Basically, over the years, our NGO began working on a single-point agenda. This was based on Rajendra Prasad’s address to the Constituent Assembly on November 26, 1949, in which he had said, “Whatever the constitution may or may not provide, the welfare of the country will depend upon the way in which the country is administered. That will depend upon the men who administer it. If the people who are elected are capable and men of character and integrity, they would be able to make the best even of a defective constitution. If they are lacking in these, the constitution cannot help the country.” We have tried to ensure that we support processes to bring men of integrity and character as elected representatives.

How do you see the present, when we seem to be moving away from more inclusive governance to a time when many seem to be getting excluded, whether it is by instruments like Aadhaar or NRC?

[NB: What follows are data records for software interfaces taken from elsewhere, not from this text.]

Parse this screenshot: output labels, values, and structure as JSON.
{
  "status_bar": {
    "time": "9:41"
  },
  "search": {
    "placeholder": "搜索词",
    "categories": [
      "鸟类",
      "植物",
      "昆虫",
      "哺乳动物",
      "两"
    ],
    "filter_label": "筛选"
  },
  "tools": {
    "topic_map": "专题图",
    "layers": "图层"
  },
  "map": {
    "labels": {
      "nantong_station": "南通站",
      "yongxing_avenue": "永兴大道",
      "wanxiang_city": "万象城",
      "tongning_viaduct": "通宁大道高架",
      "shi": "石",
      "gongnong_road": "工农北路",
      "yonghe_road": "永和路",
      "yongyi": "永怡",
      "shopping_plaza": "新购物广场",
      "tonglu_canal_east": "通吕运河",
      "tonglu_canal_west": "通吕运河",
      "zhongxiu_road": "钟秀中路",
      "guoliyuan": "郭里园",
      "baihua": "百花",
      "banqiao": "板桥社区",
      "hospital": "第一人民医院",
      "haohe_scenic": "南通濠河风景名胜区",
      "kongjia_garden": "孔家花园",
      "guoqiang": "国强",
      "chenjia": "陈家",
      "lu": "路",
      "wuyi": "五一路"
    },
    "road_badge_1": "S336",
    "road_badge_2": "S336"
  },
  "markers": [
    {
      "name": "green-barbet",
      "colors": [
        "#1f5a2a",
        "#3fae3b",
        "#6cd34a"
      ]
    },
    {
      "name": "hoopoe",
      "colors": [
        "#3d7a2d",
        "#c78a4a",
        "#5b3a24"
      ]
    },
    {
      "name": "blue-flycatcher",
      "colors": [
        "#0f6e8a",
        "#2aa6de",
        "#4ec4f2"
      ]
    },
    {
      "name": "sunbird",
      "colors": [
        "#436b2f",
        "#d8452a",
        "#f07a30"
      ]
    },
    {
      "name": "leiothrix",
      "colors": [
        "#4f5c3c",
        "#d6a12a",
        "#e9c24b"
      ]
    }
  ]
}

The situation is worrying, for sure. But it has to be sorted out by the people. As it is often said, people get the government they deserve. If they vote for those who never put the national interest above their personal or party interest, they will have to live with the results.

What about the bureaucracy? We have repeatedly seen how officers taking a stand on some issue are subject to repeated transfers. Doesn’t this make them operate in an atmosphere of fear?

A lot of changes have come into the bureaucracy. We were lucky to have served in better times, a time when our ministers valued their good officers. I was once summoned to CM Ram Prakash Gupta’s presence because my minister wanted me transferred. I said I was willing to go wherever I was sent, but I should be replaced by an officer of similar calibre. Not only did the CM not move me anywhere, but when it was time for a transfer, he had me replaced by the same man who had originally irked my minister. It was a time when we could speak and be heard. However, I see the present state of the bureaucracy as something they have themselves contributed to over the years. When officers begin to take decisions only to secure their personal interests, it leads to their political bosses getting the upper hand.

On the part of Lok Prahari, we have had a judgement in 2014 about enforcement of IAS cadre rules for providing security of tenure to all India service officers who are often shuffled around like a pack of cards, and we are also fighting in court for the Civil Services Boards to have independent members, not packed with members pliable to the government of the day. We are attempting to address issues of governance for the bureaucracy as well.

What do you think is the most important factor for a better functioning democracy in the coming years?

A wider dissemination of the ideas and principles of the constitution is the only way to bring about changes at the grassroots level. We need more groups building such an awareness, particularly among the youth. It is not just one Lok Prahari that we need, but many such groups in each district. While it is well known that eternal vigilance is the price of liberty, we have to understand that eternal vigilance is also the price citizens must pay for democracy.

Scharada Dubey is the author of Monkeys in My Backyard (2012).